This blog entry is designed to be an “introduction,” but at the same time, it is an opportunity for me to say some things that have been on my mind for quite a few more years than my son has been on the planet.

Firstly, I have resisted creating a blog about this subject until such time as official confirmation was “handed down from on high,” as it were. I have been eagerly awaiting this day, not because I could say I had an Autistic son (that would be true, diagnosis aside), but because the official confirmation of that situation on multiple fronts means that I can speak without being quite so easily labeled an “outsider.”

I know, I know, there are those who have been dealing with Autism for a great deal longer than have I. More importantly, I am still a “bystander” in every important sense, since (though I may well be mildly Autistic myself), I have never been diagnosed as being anywhere on the spectrum. That means I can only talk about dealing with Autism “from the outside,” but that’s just fine with me.

I also know that, even if I accept that Autism is one thing (and I have already stated that I don’t), there are considered to be “levels,” and I can only talk with any assurance, from the perspective of someone dealing with the second of three levels (meaning there may be marked differences in dealing with severe or truly mild Autism).

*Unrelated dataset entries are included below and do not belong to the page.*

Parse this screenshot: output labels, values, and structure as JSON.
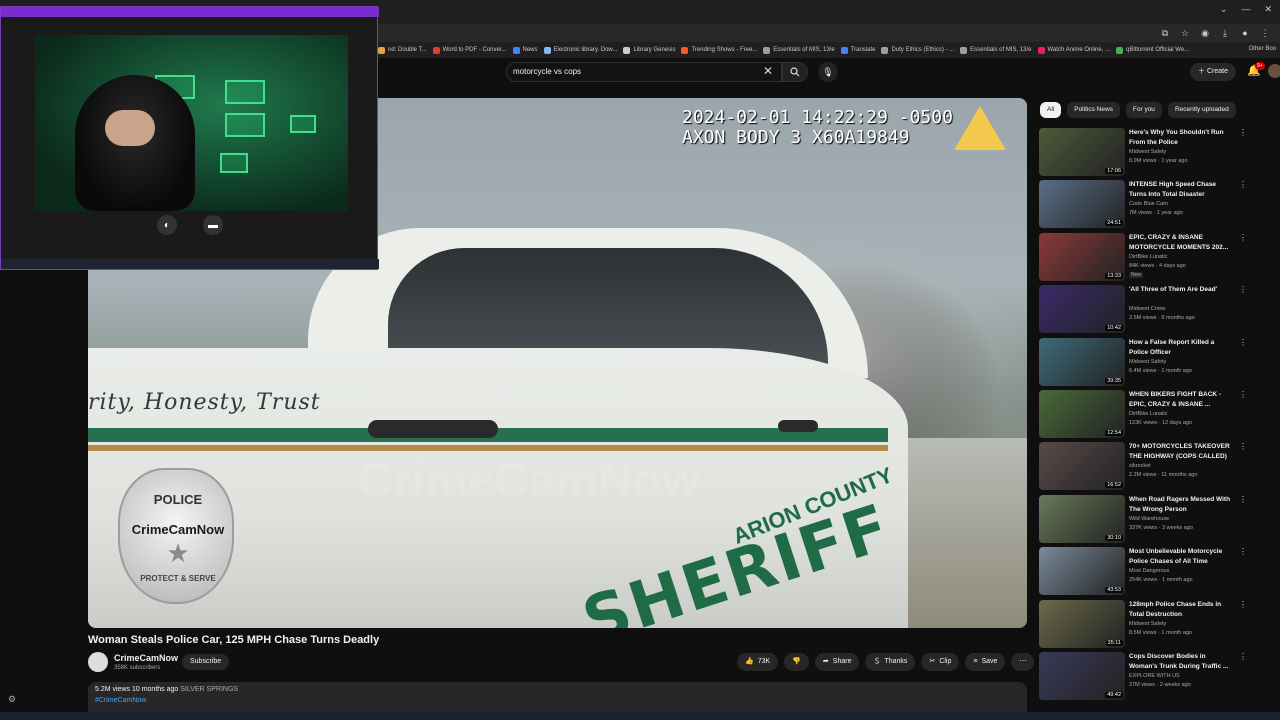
{
  "browser": {
    "bookmarks": [
      {
        "label": "nd: Double T...",
        "color": "#e6a23c"
      },
      {
        "label": "Word to PDF - Conver...",
        "color": "#e53935"
      },
      {
        "label": "News",
        "color": "#4285f4"
      },
      {
        "label": "Electronic library. Dow...",
        "color": "#8ab4f8"
      },
      {
        "label": "Library Genesis",
        "color": "#cccccc"
      },
      {
        "label": "Trending Shows - Free...",
        "color": "#ff5722"
      },
      {
        "label": "Essentials of MIS, 13/e",
        "color": "#9e9e9e"
      },
      {
        "label": "Translate",
        "color": "#4285f4"
      },
      {
        "label": "Duty Ethics (Ethics) - ...",
        "color": "#9e9e9e"
      },
      {
        "label": "Essentials of MIS, 13/e",
        "color": "#9e9e9e"
      },
      {
        "label": "Watch Anime Online, ...",
        "color": "#e91e63"
      },
      {
        "label": "qBittorrent Official We...",
        "color": "#4caf50"
      }
    ],
    "other_bookmarks": "Other Boo"
  },
  "header": {
    "search_value": "motorcycle vs cops",
    "create_label": "Create",
    "notif_count": "9+"
  },
  "video": {
    "timestamp_line1": "2024-02-01 14:22:29 -0500",
    "timestamp_line2": "AXON BODY 3 X60A19849",
    "car_script": "rity, Honesty, Trust",
    "car_sheriff": "SHERIFF",
    "car_county": "ARION COUNTY",
    "watermark": "CrimeCamNow",
    "badge_top": "POLICE",
    "badge_name": "CrimeCamNow",
    "badge_motto": "PROTECT & SERVE",
    "title": "Woman Steals Police Car, 125 MPH Chase Turns Deadly"
  },
  "channel": {
    "name": "CrimeCamNow",
    "subs": "358K subscribers",
    "subscribe_label": "Subscribe"
  },
  "actions": {
    "likes": "73K",
    "share": "Share",
    "thanks": "Thanks",
    "clip": "Clip",
    "save": "Save"
  },
  "description": {
    "views": "5.2M views",
    "age": "10 months ago",
    "location": "SILVER SPRINGS",
    "hashtag": "#CrimeCamNow"
  },
  "sidebar": {
    "chips": [
      "All",
      "Politics News",
      "For you",
      "Recently uploaded"
    ],
    "recs": [
      {
        "title": "Here's Why You Shouldn't Run From the Police",
        "channel": "Midwest Safety",
        "meta": "8.9M views · 1 year ago",
        "duration": "17:06",
        "thumb": "#4d5a3a",
        "badge": ""
      },
      {
        "title": "INTENSE High Speed Chase Turns Into Total Disaster",
        "channel": "Code Blue Cam",
        "meta": "7M views · 1 year ago",
        "duration": "24:51",
        "thumb": "#5b6f88",
        "badge": ""
      },
      {
        "title": "EPIC, CRAZY & INSANE MOTORCYCLE MOMENTS 202...",
        "channel": "DirtBike Lunatic",
        "meta": "84K views · 4 days ago",
        "duration": "13:33",
        "thumb": "#8a3a3a",
        "badge": "New"
      },
      {
        "title": "'All Three of Them Are Dead'",
        "channel": "Midwest Crime",
        "meta": "3.5M views · 9 months ago",
        "duration": "10:42",
        "thumb": "#3a2a6a",
        "badge": ""
      },
      {
        "title": "How a False Report Killed a Police Officer",
        "channel": "Midwest Safety",
        "meta": "6.4M views · 1 month ago",
        "duration": "39:35",
        "thumb": "#3f6a7a",
        "badge": ""
      },
      {
        "title": "WHEN BIKERS FIGHT BACK - EPIC, CRAZY & INSANE ...",
        "channel": "DirtBike Lunatic",
        "meta": "123K views · 12 days ago",
        "duration": "12:54",
        "thumb": "#4a6a3a",
        "badge": ""
      },
      {
        "title": "70+ MOTORCYCLES TAKEOVER THE HIGHWAY (COPS CALLED)",
        "channel": "sikrocket",
        "meta": "2.2M views · 11 months ago",
        "duration": "16:52",
        "thumb": "#5a4a4a",
        "badge": ""
      },
      {
        "title": "When Road Ragers Messed With The Wrong Person",
        "channel": "Wild Warehouse",
        "meta": "337K views · 3 weeks ago",
        "duration": "30:10",
        "thumb": "#6a7a5a",
        "badge": ""
      },
      {
        "title": "Most Unbelievable Motorcycle Police Chases of All Time",
        "channel": "Most Dangerous",
        "meta": "254K views · 1 month ago",
        "duration": "43:53",
        "thumb": "#7a8a9a",
        "badge": ""
      },
      {
        "title": "128mph Police Chase Ends in Total Destruction",
        "channel": "Midwest Safety",
        "meta": "8.5M views · 1 month ago",
        "duration": "35:11",
        "thumb": "#6a6a4a",
        "badge": ""
      },
      {
        "title": "Cops Discover Bodies in Woman's Trunk During Traffic ...",
        "channel": "EXPLORE WITH US",
        "meta": "27M views · 2 weeks ago",
        "duration": "49:42",
        "thumb": "#3a3a5a",
        "badge": ""
      }
    ]
  }
}
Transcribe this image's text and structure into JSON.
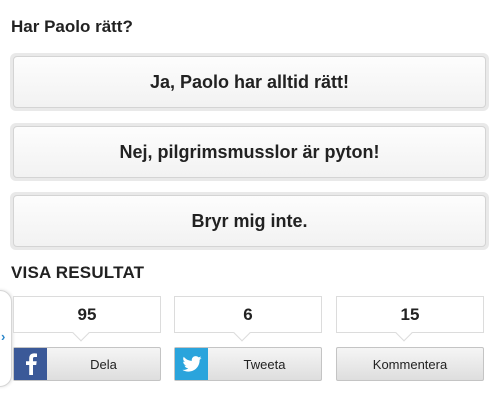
{
  "poll": {
    "question": "Har Paolo rätt?",
    "options": [
      "Ja, Paolo har alltid rätt!",
      "Nej, pilgrimsmusslor är pyton!",
      "Bryr mig inte."
    ],
    "results_label": "VISA RESULTAT"
  },
  "social": {
    "facebook": {
      "count": "95",
      "label": "Dela",
      "icon": "facebook-icon",
      "color": "#3b5998"
    },
    "twitter": {
      "count": "6",
      "label": "Tweeta",
      "icon": "twitter-icon",
      "color": "#2aa4dc"
    },
    "comments": {
      "count": "15",
      "label": "Kommentera"
    }
  },
  "side_tab": {
    "icon": "chevron-right-icon",
    "color": "#2a86c9"
  }
}
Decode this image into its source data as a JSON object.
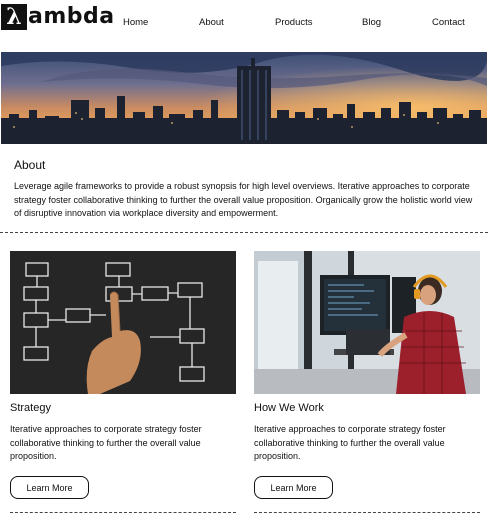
{
  "brand": {
    "logo_letter": "λ",
    "logo_text": "ambda"
  },
  "nav": {
    "home": "Home",
    "about": "About",
    "products": "Products",
    "blog": "Blog",
    "contact": "Contact"
  },
  "about": {
    "title": "About",
    "text": "Leverage agile frameworks to provide a robust synopsis for high level overviews. Iterative approaches to corporate strategy foster collaborative thinking to further the overall value proposition. Organically grow the holistic world view of disruptive innovation via workplace diversity and empowerment."
  },
  "cards": [
    {
      "title": "Strategy",
      "text": "Iterative approaches to corporate strategy foster collaborative thinking to further the overall value proposition.",
      "button": "Learn More"
    },
    {
      "title": "How We Work",
      "text": "Iterative approaches to corporate strategy foster collaborative thinking to further the overall value proposition.",
      "button": "Learn More"
    }
  ]
}
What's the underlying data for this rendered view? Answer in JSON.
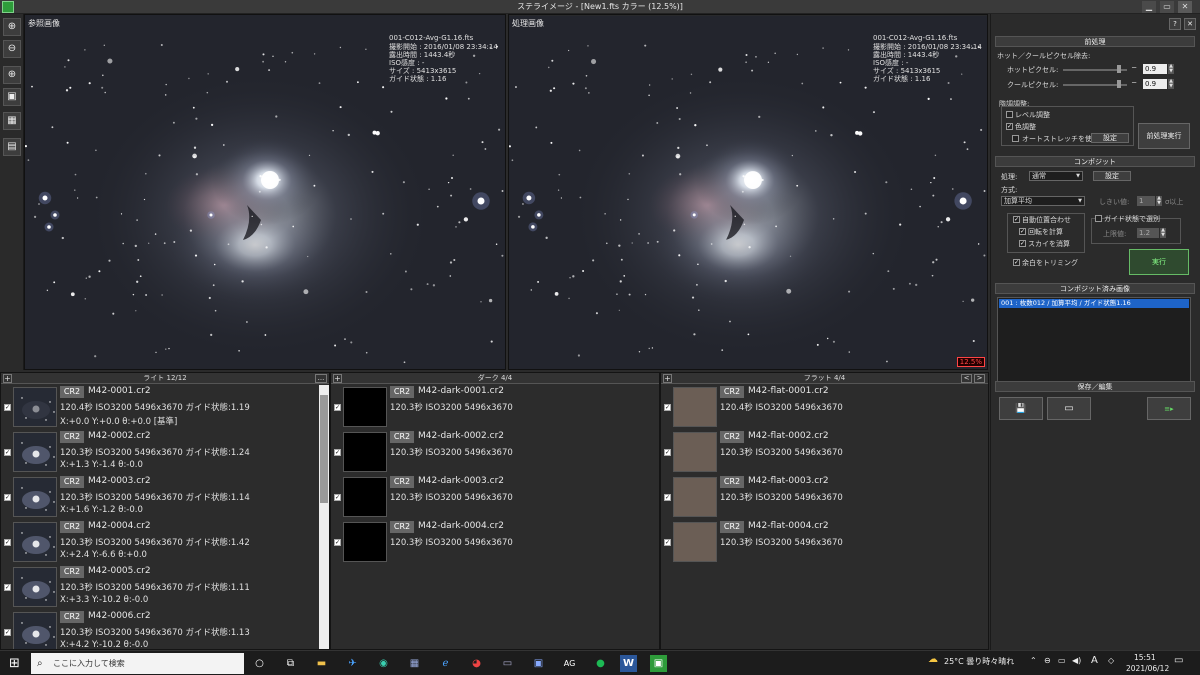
{
  "window": {
    "title": "ステライメージ - [New1.fts カラー (12.5%)]",
    "controls": {
      "help": "?",
      "close": "✕",
      "min": "▁",
      "max": "▭"
    }
  },
  "toolbar": {
    "buttons": [
      {
        "name": "zoom-in-icon",
        "glyph": "⊕"
      },
      {
        "name": "zoom-out-icon",
        "glyph": "⊖"
      },
      {
        "name": "zoom-fit-icon",
        "glyph": "⊕"
      },
      {
        "name": "fit-window-icon",
        "glyph": "▣"
      },
      {
        "name": "actual-size-icon",
        "glyph": "▦"
      },
      {
        "name": "compare-icon",
        "glyph": "▤"
      }
    ]
  },
  "view_left": {
    "label": "参照画像",
    "info": [
      "001-C012-Avg-G1.16.fts",
      "撮影開始 : 2016/01/08 23:34:14",
      "露出時間 : 1443.4秒",
      "ISO感度 : -",
      "サイズ : 5413x3615",
      "ガイド状態 : 1.16"
    ]
  },
  "view_right": {
    "label": "処理画像",
    "info": [
      "001-C012-Avg-G1.16.fts",
      "撮影開始 : 2016/01/08 23:34:14",
      "露出時間 : 1443.4秒",
      "ISO感度 : -",
      "サイズ : 5413x3615",
      "ガイド状態 : 1.16"
    ],
    "zoom": "12.5%"
  },
  "panel": {
    "preprocess": {
      "header": "前処理",
      "hotcool_title": "ホット／クールピクセル除去:",
      "hot_label": "ホットピクセル:",
      "hot_value": "0.9",
      "hot_level": 0.9,
      "cool_label": "クールピクセル:",
      "cool_value": "0.9",
      "cool_level": 0.9,
      "tone_title": "階調調整:",
      "level_label": "レベル調整",
      "color_label": "色調整",
      "autostretch_label": "オートストレッチを使う",
      "settings_label": "設定",
      "run_label": "前処理実行"
    },
    "composite": {
      "header": "コンポジット",
      "process_label": "処理:",
      "process_value": "通常",
      "settings_label": "設定",
      "method_label": "方式:",
      "method_value": "加算平均",
      "threshold_label": "しきい値:",
      "threshold_value": "1",
      "threshold_unit": "σ以上",
      "autoalign_label": "自動位置合わせ",
      "rotation_label": "回転を計算",
      "sky_label": "スカイを消算",
      "guide_select_label": "ガイド状態で選別",
      "upper_label": "上限値:",
      "upper_value": "1.2",
      "trim_label": "余白をトリミング",
      "run_label": "実行"
    },
    "composited": {
      "header": "コンポジット済み画像",
      "item": "001 : 枚数012 / 加算平均 / ガイド状態1.16"
    },
    "save": {
      "header": "保存／編集",
      "save_icon": "💾",
      "window_icon": "▭",
      "export_icon": "≡▸"
    }
  },
  "lights": {
    "header": "ライト 12/12",
    "plus": "+",
    "more": "...",
    "items": [
      {
        "badge": "CR2",
        "name": "M42-0001.cr2",
        "meta": "120.4秒 ISO3200 5496x3670 ガイド状態:1.19",
        "offset": "X:+0.0 Y:+0.0 θ:+0.0 [基準]"
      },
      {
        "badge": "CR2",
        "name": "M42-0002.cr2",
        "meta": "120.3秒 ISO3200 5496x3670 ガイド状態:1.24",
        "offset": "X:+1.3 Y:-1.4 θ:-0.0"
      },
      {
        "badge": "CR2",
        "name": "M42-0003.cr2",
        "meta": "120.3秒 ISO3200 5496x3670 ガイド状態:1.14",
        "offset": "X:+1.6 Y:-1.2 θ:-0.0"
      },
      {
        "badge": "CR2",
        "name": "M42-0004.cr2",
        "meta": "120.3秒 ISO3200 5496x3670 ガイド状態:1.42",
        "offset": "X:+2.4 Y:-6.6 θ:+0.0"
      },
      {
        "badge": "CR2",
        "name": "M42-0005.cr2",
        "meta": "120.3秒 ISO3200 5496x3670 ガイド状態:1.11",
        "offset": "X:+3.3 Y:-10.2 θ:-0.0"
      },
      {
        "badge": "CR2",
        "name": "M42-0006.cr2",
        "meta": "120.3秒 ISO3200 5496x3670 ガイド状態:1.13",
        "offset": "X:+4.2 Y:-10.2 θ:-0.0"
      }
    ]
  },
  "darks": {
    "header": "ダーク 4/4",
    "plus": "+",
    "items": [
      {
        "badge": "CR2",
        "name": "M42-dark-0001.cr2",
        "meta": "120.3秒 ISO3200 5496x3670"
      },
      {
        "badge": "CR2",
        "name": "M42-dark-0002.cr2",
        "meta": "120.3秒 ISO3200 5496x3670"
      },
      {
        "badge": "CR2",
        "name": "M42-dark-0003.cr2",
        "meta": "120.3秒 ISO3200 5496x3670"
      },
      {
        "badge": "CR2",
        "name": "M42-dark-0004.cr2",
        "meta": "120.3秒 ISO3200 5496x3670"
      }
    ]
  },
  "flats": {
    "header": "フラット 4/4",
    "plus": "+",
    "prev": "<",
    "next": ">",
    "items": [
      {
        "badge": "CR2",
        "name": "M42-flat-0001.cr2",
        "meta": "120.4秒 ISO3200 5496x3670"
      },
      {
        "badge": "CR2",
        "name": "M42-flat-0002.cr2",
        "meta": "120.3秒 ISO3200 5496x3670"
      },
      {
        "badge": "CR2",
        "name": "M42-flat-0003.cr2",
        "meta": "120.3秒 ISO3200 5496x3670"
      },
      {
        "badge": "CR2",
        "name": "M42-flat-0004.cr2",
        "meta": "120.3秒 ISO3200 5496x3670"
      }
    ]
  },
  "taskbar": {
    "search_placeholder": "ここに入力して検索",
    "weather": "25°C 曇り時々晴れ",
    "ime": "A",
    "time": "15:51",
    "date": "2021/06/12"
  }
}
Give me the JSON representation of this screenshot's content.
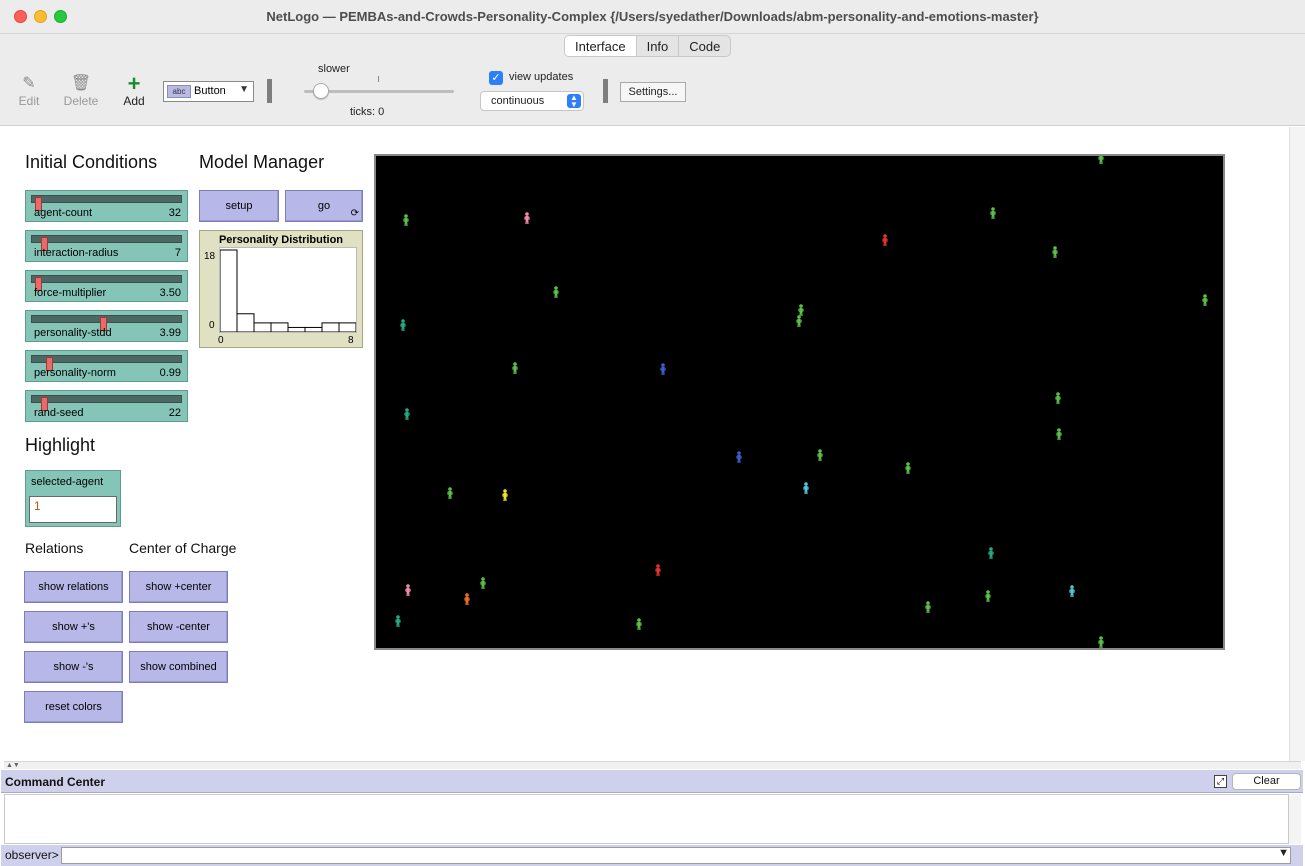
{
  "window": {
    "title": "NetLogo — PEMBAs-and-Crowds-Personality-Complex {/Users/syedather/Downloads/abm-personality-and-emotions-master}"
  },
  "tabs": [
    "Interface",
    "Info",
    "Code"
  ],
  "toolbar": {
    "edit_label": "Edit",
    "delete_label": "Delete",
    "add_label": "Add",
    "widget_type": "Button",
    "speed_label": "slower",
    "speed_value": 0.1,
    "ticks_label": "ticks: 0",
    "view_updates_label": "view updates",
    "view_updates_checked": true,
    "update_mode": "continuous",
    "settings_label": "Settings..."
  },
  "headings": {
    "initial_conditions": "Initial Conditions",
    "model_manager": "Model Manager",
    "highlight": "Highlight",
    "relations": "Relations",
    "center_of_charge": "Center of Charge"
  },
  "sliders": [
    {
      "name": "agent-count",
      "value": "32",
      "position": 0.02
    },
    {
      "name": "interaction-radius",
      "value": "7",
      "position": 0.06
    },
    {
      "name": "force-multiplier",
      "value": "3.50",
      "position": 0.02
    },
    {
      "name": "personality-stdd",
      "value": "3.99",
      "position": 0.48
    },
    {
      "name": "personality-norm",
      "value": "0.99",
      "position": 0.1
    },
    {
      "name": "rand-seed",
      "value": "22",
      "position": 0.06
    }
  ],
  "buttons": {
    "setup": "setup",
    "go": "go",
    "show_relations": "show relations",
    "show_pos": "show +'s",
    "show_neg": "show -'s",
    "reset_colors": "reset colors",
    "show_pos_center": "show +center",
    "show_neg_center": "show -center",
    "show_combined": "show combined"
  },
  "plot": {
    "title": "Personality Distribution",
    "y_max_label": "18",
    "y_min_label": "0",
    "x_min_label": "0",
    "x_max_label": "8"
  },
  "chart_data": {
    "type": "bar",
    "title": "Personality Distribution",
    "xlim": [
      0,
      8
    ],
    "ylim": [
      0,
      18
    ],
    "values": [
      18,
      4,
      2,
      2,
      1,
      1,
      2,
      2
    ]
  },
  "highlight_input": {
    "name": "selected-agent",
    "value": "1"
  },
  "colors": {
    "slider_bg": "#84c5b8",
    "button_bg": "#b8b8e8",
    "plot_bg": "#e0e0c2",
    "world_bg": "#000000"
  },
  "agents": [
    {
      "x": 1101,
      "y": 158,
      "c": "#5cbf4a"
    },
    {
      "x": 406,
      "y": 220,
      "c": "#5cbf4a"
    },
    {
      "x": 527,
      "y": 218,
      "c": "#f08ca8"
    },
    {
      "x": 993,
      "y": 213,
      "c": "#5cbf4a"
    },
    {
      "x": 885,
      "y": 240,
      "c": "#e0362c"
    },
    {
      "x": 1055,
      "y": 252,
      "c": "#5cbf4a"
    },
    {
      "x": 556,
      "y": 292,
      "c": "#5cbf4a"
    },
    {
      "x": 1205,
      "y": 300,
      "c": "#5cbf4a"
    },
    {
      "x": 801,
      "y": 310,
      "c": "#5cbf4a"
    },
    {
      "x": 799,
      "y": 321,
      "c": "#5cbf4a"
    },
    {
      "x": 403,
      "y": 325,
      "c": "#29a884"
    },
    {
      "x": 515,
      "y": 368,
      "c": "#5cbf4a"
    },
    {
      "x": 663,
      "y": 369,
      "c": "#3a5fcd"
    },
    {
      "x": 1058,
      "y": 398,
      "c": "#5cbf4a"
    },
    {
      "x": 407,
      "y": 414,
      "c": "#29a884"
    },
    {
      "x": 1059,
      "y": 434,
      "c": "#5cbf4a"
    },
    {
      "x": 739,
      "y": 457,
      "c": "#3a5fcd"
    },
    {
      "x": 820,
      "y": 455,
      "c": "#5cbf4a"
    },
    {
      "x": 908,
      "y": 468,
      "c": "#5cbf4a"
    },
    {
      "x": 806,
      "y": 488,
      "c": "#52c6d8"
    },
    {
      "x": 450,
      "y": 493,
      "c": "#5cbf4a"
    },
    {
      "x": 505,
      "y": 495,
      "c": "#f2e22c"
    },
    {
      "x": 991,
      "y": 553,
      "c": "#29a884"
    },
    {
      "x": 658,
      "y": 570,
      "c": "#e0362c"
    },
    {
      "x": 483,
      "y": 583,
      "c": "#5cbf4a"
    },
    {
      "x": 408,
      "y": 590,
      "c": "#f08ca8"
    },
    {
      "x": 1072,
      "y": 591,
      "c": "#52c6d8"
    },
    {
      "x": 467,
      "y": 599,
      "c": "#f0701e"
    },
    {
      "x": 988,
      "y": 596,
      "c": "#5cbf4a"
    },
    {
      "x": 928,
      "y": 607,
      "c": "#5cbf4a"
    },
    {
      "x": 398,
      "y": 621,
      "c": "#29a884"
    },
    {
      "x": 639,
      "y": 624,
      "c": "#5cbf4a"
    },
    {
      "x": 1101,
      "y": 642,
      "c": "#5cbf4a"
    }
  ],
  "command_center": {
    "title": "Command Center",
    "clear_label": "Clear",
    "observer_label": "observer>",
    "input_value": ""
  }
}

When you add to that the fact that I don’t believe Autism is one thing, it should be obvious that I expect everyone dealing with Autism to cast a critical eye on what I say (and with absolutely the best of reasons).

One thing I have been pretty much bursting to say, is that Autistic people need and want love and affection to the same degree as (if not more than), people not dealing with Autism. Put another way, the concept that care, attention, affection, indeed love is not significant because of the apparent inability of the person diagnosed with Autism to comprehend or express them in the same ways “normal” people do, is—in my humble opinion—pretty much hogwash.

My son went from seemingly being able to express emotion, to seemingly being unable to do so. In the course of time though, being unrelenting in our affection towards him, appears to have helped him to be able do so again.

Am I saying all people labelled Autistic will magically gain or regain that ability? Not at all! What I am saying though, is that I can scarcely imagine them not appreciating a supportive, loving environment. And even if they don’t appreciated it, it doesn’t somehow make it without benefit or merit.

Another thing I think needs said is this. When you’re dealing with an Autistic person, you’re likely to find them standoffish, aloof, maybe downright cold or—seemingly, if not actually—disinterested. Does this mean you ought not try to cultivate a relationship? Not at all! Consider their feelings. Think about what you would feel like if someone else treated you as you treat them, and modify your approach to them accordingly.

One last thing as I’m already over my self imposed word count.

You may believe that an Autistic individual will never be able to function in the world (or even understand what you’re saying about or to them), this is a mistake you can never afford to make. To begin with, in doing so, it is highly likely you are “shortchanging” the individual. As well, you may well do damage that it may take a very long time to undo. I have worked hard to earn and keep my son’s trust, that’s no accident.

Okay, having gone substantially “over my limit,” allow me to wish you the best of days, and to thank you for reading.